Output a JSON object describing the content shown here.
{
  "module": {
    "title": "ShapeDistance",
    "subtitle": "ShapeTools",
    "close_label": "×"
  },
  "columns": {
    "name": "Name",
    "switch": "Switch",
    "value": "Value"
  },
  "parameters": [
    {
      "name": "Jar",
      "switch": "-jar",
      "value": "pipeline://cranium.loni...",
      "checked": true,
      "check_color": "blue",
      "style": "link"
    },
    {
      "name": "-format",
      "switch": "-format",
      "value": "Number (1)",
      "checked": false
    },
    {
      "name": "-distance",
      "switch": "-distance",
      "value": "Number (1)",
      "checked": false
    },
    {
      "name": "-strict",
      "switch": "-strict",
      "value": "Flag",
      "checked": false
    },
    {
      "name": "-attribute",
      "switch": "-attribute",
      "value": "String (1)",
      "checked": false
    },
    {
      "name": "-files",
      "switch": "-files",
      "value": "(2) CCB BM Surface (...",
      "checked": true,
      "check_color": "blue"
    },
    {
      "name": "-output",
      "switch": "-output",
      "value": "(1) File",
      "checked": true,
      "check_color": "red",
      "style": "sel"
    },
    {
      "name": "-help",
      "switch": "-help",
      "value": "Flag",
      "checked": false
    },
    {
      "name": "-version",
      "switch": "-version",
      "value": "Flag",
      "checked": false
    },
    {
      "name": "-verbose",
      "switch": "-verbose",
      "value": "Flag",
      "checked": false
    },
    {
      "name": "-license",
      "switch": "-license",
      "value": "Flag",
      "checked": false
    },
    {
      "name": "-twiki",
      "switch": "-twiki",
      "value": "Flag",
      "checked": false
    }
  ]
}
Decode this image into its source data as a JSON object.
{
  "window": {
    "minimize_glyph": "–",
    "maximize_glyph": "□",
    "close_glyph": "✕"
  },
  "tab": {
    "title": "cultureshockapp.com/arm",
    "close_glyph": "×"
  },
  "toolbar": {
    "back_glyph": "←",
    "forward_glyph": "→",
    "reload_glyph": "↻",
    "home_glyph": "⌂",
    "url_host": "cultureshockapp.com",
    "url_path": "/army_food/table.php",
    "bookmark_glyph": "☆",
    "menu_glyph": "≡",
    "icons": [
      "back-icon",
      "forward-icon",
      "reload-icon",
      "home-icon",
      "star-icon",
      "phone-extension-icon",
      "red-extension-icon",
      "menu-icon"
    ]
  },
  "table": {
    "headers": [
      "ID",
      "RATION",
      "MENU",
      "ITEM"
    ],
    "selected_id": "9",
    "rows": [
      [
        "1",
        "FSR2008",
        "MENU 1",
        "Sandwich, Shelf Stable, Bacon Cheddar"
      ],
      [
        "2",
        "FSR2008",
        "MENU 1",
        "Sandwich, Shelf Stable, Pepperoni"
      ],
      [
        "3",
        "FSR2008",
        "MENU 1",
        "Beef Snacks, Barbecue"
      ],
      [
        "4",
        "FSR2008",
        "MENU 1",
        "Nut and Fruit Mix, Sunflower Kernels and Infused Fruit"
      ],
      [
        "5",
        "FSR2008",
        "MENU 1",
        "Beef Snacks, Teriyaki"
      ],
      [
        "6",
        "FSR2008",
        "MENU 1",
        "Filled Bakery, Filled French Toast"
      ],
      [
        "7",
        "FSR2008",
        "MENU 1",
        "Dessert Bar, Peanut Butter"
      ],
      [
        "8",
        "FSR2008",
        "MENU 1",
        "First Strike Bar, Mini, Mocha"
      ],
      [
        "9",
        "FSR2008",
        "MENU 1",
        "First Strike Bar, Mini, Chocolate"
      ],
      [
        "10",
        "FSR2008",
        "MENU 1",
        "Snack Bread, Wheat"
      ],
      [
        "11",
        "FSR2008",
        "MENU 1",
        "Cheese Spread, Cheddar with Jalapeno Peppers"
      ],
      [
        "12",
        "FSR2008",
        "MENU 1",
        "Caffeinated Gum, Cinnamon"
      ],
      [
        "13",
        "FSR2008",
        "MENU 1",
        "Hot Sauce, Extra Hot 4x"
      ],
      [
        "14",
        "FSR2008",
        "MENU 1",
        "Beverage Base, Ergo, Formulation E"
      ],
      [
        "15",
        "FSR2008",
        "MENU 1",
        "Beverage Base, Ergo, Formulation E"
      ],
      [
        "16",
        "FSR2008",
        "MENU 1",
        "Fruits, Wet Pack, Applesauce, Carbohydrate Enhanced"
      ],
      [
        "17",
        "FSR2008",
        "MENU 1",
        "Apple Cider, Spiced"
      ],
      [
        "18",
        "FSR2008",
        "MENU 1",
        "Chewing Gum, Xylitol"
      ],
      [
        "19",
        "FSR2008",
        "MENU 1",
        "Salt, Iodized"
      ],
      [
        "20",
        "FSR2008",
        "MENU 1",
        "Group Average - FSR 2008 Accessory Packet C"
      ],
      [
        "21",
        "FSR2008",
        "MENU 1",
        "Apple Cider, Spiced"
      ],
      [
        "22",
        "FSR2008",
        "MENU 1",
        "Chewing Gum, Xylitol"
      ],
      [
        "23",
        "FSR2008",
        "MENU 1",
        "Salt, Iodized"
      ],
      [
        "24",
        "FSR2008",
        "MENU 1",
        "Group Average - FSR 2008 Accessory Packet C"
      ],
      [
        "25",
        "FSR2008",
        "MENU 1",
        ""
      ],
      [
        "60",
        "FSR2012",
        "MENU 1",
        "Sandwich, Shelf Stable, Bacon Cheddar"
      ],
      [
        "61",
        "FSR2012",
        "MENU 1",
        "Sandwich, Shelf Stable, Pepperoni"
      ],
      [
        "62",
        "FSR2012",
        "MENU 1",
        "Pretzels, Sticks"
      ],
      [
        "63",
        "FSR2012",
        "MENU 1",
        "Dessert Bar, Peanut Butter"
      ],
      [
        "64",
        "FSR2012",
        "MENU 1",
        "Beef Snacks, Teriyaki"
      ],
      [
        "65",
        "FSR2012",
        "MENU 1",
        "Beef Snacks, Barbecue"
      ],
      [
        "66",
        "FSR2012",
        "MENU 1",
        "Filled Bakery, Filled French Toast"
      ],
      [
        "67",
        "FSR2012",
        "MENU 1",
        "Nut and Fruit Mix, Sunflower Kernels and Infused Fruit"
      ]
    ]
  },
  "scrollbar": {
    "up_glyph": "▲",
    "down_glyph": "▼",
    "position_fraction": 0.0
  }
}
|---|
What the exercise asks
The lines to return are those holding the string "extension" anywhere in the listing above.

Solution to this task
      "phone-extension-icon",
      "red-extension-icon",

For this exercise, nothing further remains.